Within a few miles of where she buys lamb chops for her family, ambitious building projects worth at least $30 million are under way -- or recently completed -- at five different synagogues and three Jewish day schools. Meanwhile, community leaders secretly put the finishing touches on their soon-to-be announced plans for a cutting-edge Jewish Community Center and mega-campus for Jewish agencies.
Welcome to Orange County, where the Jewish community is in the midst of a growth spurt unlike anything in its history.
In the weeks immediately following the North Valley JCC shooting, one of the most incendiary articles to come out was headlined, "Where Were the Rabbis?"
August's North Valley Jewish Community Center shooting is still on the minds of parents and educators.
Whether you live in Colorado, Georgia or California, one thing is certain about life in America today: The violence that seems to be forever happening somewhere else will eventually strike home. You might have thought the shootings and bombings and beatings were always, thankfully, taking place elsewhere. But what they have really been doing is circling closer.
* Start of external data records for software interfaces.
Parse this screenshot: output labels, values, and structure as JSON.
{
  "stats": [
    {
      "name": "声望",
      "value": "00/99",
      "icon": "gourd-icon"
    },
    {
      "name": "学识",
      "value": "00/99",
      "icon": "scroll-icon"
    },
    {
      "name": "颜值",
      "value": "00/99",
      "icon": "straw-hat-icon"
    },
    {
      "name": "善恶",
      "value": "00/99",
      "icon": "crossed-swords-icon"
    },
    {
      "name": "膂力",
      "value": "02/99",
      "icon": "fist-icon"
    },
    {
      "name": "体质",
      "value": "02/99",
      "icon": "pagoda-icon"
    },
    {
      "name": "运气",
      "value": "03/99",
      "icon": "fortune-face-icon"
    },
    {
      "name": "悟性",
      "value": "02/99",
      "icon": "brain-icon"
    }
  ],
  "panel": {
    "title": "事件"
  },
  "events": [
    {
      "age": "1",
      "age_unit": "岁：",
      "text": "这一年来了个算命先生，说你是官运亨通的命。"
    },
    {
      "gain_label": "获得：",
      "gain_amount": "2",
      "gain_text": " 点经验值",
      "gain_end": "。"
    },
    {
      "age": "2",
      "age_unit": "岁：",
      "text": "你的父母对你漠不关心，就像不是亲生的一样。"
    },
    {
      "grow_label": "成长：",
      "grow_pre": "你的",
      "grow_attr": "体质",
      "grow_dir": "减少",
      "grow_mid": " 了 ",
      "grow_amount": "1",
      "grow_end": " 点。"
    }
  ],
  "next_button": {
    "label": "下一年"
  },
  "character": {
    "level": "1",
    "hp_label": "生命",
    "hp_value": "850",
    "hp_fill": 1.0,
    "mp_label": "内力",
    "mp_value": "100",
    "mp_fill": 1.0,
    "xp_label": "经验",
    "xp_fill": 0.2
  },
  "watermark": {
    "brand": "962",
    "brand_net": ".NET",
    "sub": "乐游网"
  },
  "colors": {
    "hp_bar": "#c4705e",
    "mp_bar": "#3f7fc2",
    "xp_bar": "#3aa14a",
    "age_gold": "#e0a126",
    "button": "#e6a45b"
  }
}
For Federation executives and board members, 6505 Wilshire is more than just another building. It is a monument to years of memories; an edifice awash in nostalgic value.
Jewish filmmakers descended on this snowy townlast month for their annual 11-day-long holiday ritual of schmoozing,skiing and screenings, better known as the Sundance FilmFestival.